"And I hope the president will get serious soon," Boehner said, "about providing and working with us on a balanced approach."

The House will vote Tuesday on Boehner's so-called "Plan B", an offer that preserves tax cuts for all households with incomes below $1 million, instead of Obama's cap of $400,000. The president could take that deal, Boehner said, or "he can be responsible for the largest tax increase in American history."

If you're getting fed up with the negotiations, so is Boston University economist Lawrence Kotlikoff.

He says the political theater surrounding the fiscal cliff is overshadowing what he believes is the true crisis: the massive funding gap for Social Security and Medicare. Kotlikoff called the entitlement programs a "Ponzi scheme."

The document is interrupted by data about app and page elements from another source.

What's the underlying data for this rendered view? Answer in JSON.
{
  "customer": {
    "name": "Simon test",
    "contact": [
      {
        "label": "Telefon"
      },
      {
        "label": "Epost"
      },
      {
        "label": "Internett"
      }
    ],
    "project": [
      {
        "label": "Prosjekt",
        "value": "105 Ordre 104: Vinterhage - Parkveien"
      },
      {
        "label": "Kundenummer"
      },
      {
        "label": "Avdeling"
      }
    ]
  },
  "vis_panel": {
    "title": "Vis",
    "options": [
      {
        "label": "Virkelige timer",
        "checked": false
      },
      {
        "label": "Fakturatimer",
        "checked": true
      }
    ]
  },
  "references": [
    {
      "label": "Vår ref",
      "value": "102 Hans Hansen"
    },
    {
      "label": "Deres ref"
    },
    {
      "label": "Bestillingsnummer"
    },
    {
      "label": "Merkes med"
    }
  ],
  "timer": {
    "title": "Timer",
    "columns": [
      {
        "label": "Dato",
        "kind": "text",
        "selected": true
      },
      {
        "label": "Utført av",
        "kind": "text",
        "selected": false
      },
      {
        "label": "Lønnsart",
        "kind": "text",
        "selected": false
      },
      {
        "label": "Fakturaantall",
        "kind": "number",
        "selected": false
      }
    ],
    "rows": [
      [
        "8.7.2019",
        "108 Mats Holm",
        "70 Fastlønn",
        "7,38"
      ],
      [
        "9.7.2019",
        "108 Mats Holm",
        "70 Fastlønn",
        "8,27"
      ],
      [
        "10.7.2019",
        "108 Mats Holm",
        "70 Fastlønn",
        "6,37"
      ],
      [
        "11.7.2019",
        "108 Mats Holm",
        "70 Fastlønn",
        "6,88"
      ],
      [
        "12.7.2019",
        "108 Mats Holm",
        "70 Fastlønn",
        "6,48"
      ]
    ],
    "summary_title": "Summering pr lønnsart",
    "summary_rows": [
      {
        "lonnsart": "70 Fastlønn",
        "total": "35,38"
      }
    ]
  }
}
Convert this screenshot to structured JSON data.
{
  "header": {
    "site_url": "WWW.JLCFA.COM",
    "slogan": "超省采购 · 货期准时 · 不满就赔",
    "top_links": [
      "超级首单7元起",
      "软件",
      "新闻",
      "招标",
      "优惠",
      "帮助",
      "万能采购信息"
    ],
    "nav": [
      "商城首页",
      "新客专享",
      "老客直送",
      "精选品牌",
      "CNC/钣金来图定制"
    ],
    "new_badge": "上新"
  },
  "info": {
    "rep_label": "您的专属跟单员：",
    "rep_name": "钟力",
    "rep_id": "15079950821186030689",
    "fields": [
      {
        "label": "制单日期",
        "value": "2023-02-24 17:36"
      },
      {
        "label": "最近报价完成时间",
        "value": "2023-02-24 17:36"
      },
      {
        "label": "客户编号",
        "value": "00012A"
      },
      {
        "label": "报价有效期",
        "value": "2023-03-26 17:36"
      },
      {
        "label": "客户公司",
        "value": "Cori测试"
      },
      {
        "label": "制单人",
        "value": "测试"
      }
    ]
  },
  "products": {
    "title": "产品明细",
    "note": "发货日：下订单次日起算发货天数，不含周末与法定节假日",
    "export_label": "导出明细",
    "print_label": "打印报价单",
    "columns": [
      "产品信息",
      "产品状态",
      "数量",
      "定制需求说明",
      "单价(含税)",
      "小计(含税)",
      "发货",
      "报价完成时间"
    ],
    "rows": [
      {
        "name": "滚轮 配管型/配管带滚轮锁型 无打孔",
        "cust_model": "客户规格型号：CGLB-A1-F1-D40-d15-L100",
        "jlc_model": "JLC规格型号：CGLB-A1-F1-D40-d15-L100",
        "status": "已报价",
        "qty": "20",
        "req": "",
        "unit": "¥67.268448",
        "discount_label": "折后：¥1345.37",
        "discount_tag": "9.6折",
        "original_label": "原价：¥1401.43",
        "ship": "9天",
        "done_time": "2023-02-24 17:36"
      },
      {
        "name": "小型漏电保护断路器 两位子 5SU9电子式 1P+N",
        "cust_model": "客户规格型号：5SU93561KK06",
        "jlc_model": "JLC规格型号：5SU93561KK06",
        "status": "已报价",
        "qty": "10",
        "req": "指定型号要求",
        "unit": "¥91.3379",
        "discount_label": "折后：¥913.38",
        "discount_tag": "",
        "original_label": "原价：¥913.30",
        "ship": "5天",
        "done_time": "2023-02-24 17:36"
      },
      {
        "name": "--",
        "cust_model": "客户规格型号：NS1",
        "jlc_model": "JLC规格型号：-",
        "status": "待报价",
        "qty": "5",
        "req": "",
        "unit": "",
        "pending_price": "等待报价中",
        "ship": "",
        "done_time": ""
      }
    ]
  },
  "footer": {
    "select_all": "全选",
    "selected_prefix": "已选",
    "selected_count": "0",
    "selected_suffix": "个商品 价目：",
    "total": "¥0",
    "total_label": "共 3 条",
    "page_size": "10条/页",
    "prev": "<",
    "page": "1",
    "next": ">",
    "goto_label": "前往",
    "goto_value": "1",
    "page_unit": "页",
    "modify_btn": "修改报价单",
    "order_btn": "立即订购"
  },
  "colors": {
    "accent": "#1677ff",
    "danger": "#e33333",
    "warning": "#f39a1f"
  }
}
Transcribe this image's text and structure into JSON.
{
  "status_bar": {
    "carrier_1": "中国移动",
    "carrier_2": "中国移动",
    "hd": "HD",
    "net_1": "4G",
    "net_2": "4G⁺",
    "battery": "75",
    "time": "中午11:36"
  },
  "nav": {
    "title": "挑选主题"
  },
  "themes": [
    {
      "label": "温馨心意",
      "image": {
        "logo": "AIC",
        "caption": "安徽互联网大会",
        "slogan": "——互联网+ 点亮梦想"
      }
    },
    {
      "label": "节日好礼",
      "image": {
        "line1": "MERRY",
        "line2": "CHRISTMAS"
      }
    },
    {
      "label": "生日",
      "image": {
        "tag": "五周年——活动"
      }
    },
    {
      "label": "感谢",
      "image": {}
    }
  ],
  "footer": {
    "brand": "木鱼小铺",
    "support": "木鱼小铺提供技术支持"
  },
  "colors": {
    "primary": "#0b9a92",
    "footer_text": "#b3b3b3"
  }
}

In response, Kotlikoff has put together The Purple Plans, a nonpartisan, economics-driven approach to entitlement reform. Five Nobel Prize winners have endorsed the plan.

Kotlikoff described his fix in detail to Radio Boston and why he believes the current fiscal cliff is a "manufactured crisis".


  • Laurence Kotlikoff, professor of economics at Boston University and author of "The Clash of Generations: Saving Ourselves, Our Kids, and Our Economy"


This segment aired on December 20, 2012.